It’s called the Central American Minors Parole, or CAM. It was in response in 2014 to a wave of children fleeing gang violence in Central America and seeking asylum in the U.S.
The Obama administration gave them a two-year reprieve from deportation to prepare their amnesty cases, as long as they had at least one parent living in the U.S. legally.
Under the direction of the Trump administration, Homeland Security abruptly canceled the program last Wednesday. That means almost 3,000 children between the ages of 11 and 17 who were admitted under CAM are now subject to deportation.
About 200 of those children are living in Tucson.
Tucson immigration attorney Mo Goldman said those who support these children must speak up - much the way the “Dreamers” did to get President Obama to enact the Deferred Action for Childhood Arrivals program (DACA).
“One of the reasons we have DACA, and one of the reasons they pushed President Obama to enact it, is because the Dreamers were undocumented and unafraid. They were sitting in his office. They were sitting in congressional offices.

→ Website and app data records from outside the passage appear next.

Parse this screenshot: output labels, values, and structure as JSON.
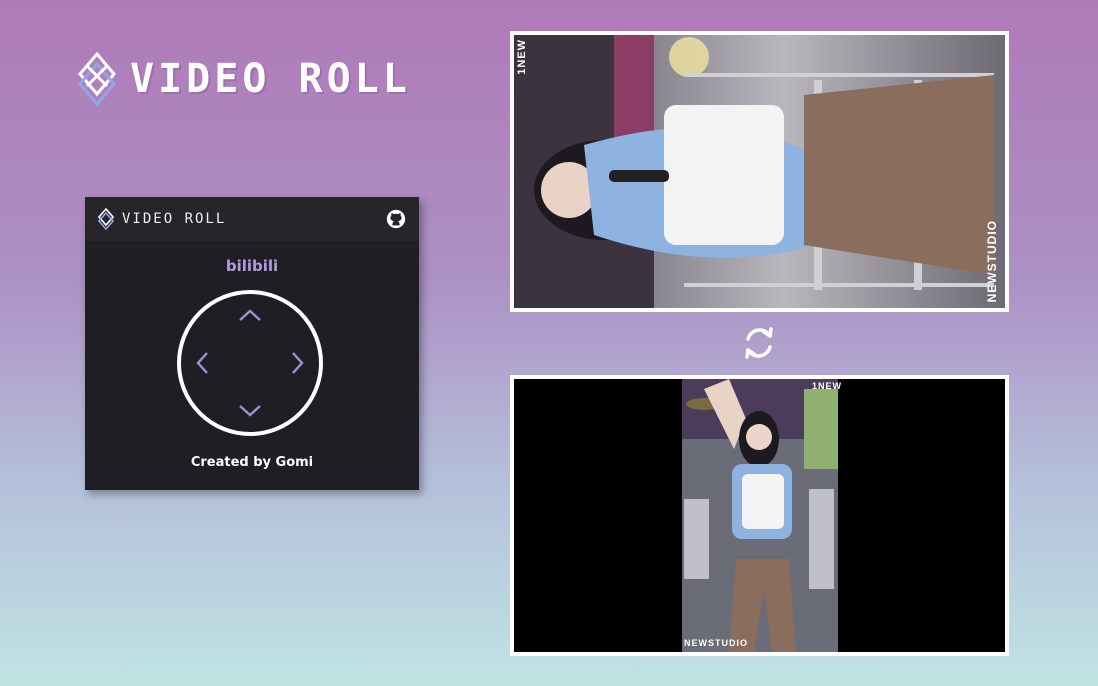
{
  "hero": {
    "title": "VIDEO ROLL"
  },
  "popup": {
    "brand_title": "VIDEO ROLL",
    "site": "bilibili",
    "credit": "Created by Gomi",
    "controls": [
      "up",
      "down",
      "left",
      "right"
    ]
  },
  "videos": {
    "top": {
      "watermark_1": "1NEW",
      "watermark_2": "NEWSTUDIO",
      "orientation": "rotated"
    },
    "bottom": {
      "watermark_1": "1NEW",
      "watermark_2": "NEWSTUDIO",
      "orientation": "original"
    }
  },
  "icons": {
    "logo": "video-roll-logo-icon",
    "github": "github-icon",
    "refresh": "refresh-icon",
    "arrows": [
      "chevron-up-icon",
      "chevron-down-icon",
      "chevron-left-icon",
      "chevron-right-icon"
    ]
  },
  "colors": {
    "accent": "#b49ae0",
    "panel": "#1e1e24",
    "gradient_top": "#b07ab8",
    "gradient_bottom": "#bfe4e3"
  }
}
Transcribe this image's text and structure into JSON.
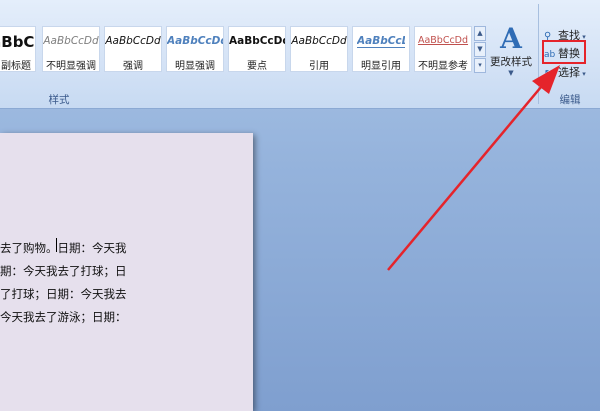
{
  "ribbon": {
    "styles_group": {
      "label": "样式",
      "tiles": [
        {
          "sample": "AaBbC",
          "name": "副标题",
          "color": "#111111"
        },
        {
          "sample": "AaBbCcDd",
          "name": "不明显强调",
          "color": "#7f7f7f"
        },
        {
          "sample": "AaBbCcDd",
          "name": "强调",
          "color": "#111111"
        },
        {
          "sample": "AaBbCcDd",
          "name": "明显强调",
          "color": "#4f81bd"
        },
        {
          "sample": "AaBbCcDd",
          "name": "要点",
          "color": "#111111"
        },
        {
          "sample": "AaBbCcDd",
          "name": "引用",
          "color": "#111111"
        },
        {
          "sample": "AaBbCcDd",
          "name": "明显引用",
          "color": "#4f81bd"
        },
        {
          "sample": "AaBbCcDd",
          "name": "不明显参考",
          "color": "#c0504d"
        }
      ],
      "change_styles_label": "更改样式"
    },
    "edit_group": {
      "label": "编辑",
      "find_label": "查找",
      "replace_label": "替换",
      "select_label": "选择"
    }
  },
  "document": {
    "lines": [
      "去了购物。日期：今天我",
      "期：今天我去了打球；日",
      "了打球；日期：今天我去",
      "今天我去了游泳；日期："
    ]
  },
  "annotation": {
    "arrow_color": "#e5242b"
  }
}
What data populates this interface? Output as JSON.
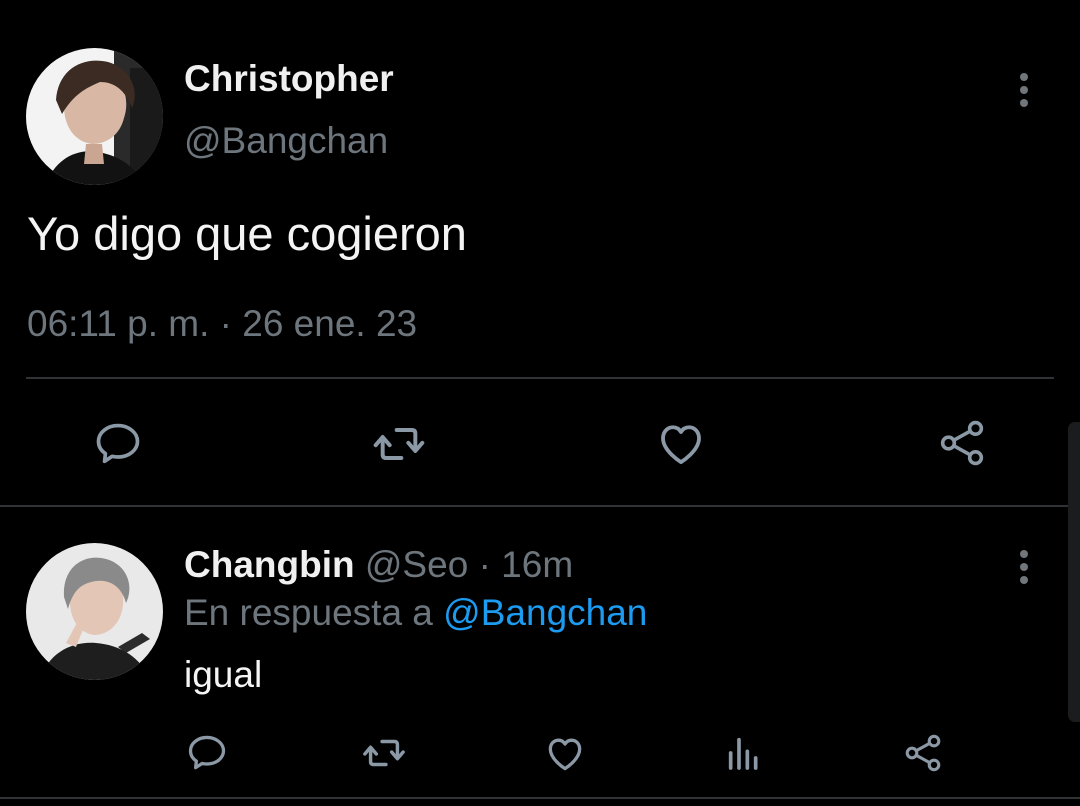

They got active politically, and they made it happen.”
Opponents of CAM say offering asylum if a child can somehow get to our border is encouraging them to make the dangerous journey alone.